» Records provided:
----
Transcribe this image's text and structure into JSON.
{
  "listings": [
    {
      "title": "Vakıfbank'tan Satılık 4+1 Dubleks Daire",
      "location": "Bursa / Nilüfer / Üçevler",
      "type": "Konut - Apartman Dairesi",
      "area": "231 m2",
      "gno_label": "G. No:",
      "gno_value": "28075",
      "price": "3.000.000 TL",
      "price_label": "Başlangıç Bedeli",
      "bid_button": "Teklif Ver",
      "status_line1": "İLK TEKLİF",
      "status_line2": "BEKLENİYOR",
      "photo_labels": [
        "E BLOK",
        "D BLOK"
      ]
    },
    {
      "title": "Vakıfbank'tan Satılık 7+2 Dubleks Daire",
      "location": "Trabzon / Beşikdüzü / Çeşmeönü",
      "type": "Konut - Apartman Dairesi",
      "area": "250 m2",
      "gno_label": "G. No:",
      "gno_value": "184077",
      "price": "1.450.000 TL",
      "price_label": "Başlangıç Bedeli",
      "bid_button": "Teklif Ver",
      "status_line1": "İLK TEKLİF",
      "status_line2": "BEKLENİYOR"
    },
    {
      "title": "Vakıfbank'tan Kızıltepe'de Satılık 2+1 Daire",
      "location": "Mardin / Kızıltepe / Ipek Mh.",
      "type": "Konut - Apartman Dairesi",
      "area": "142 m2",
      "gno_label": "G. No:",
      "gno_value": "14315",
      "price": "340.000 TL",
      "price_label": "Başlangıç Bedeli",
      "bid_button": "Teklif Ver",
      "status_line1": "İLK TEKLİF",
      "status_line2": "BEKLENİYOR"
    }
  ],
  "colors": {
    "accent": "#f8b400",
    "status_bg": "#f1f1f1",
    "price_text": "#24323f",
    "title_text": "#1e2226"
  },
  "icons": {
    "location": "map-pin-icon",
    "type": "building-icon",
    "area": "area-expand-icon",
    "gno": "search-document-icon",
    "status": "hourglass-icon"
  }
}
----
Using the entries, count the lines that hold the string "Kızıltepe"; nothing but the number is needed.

2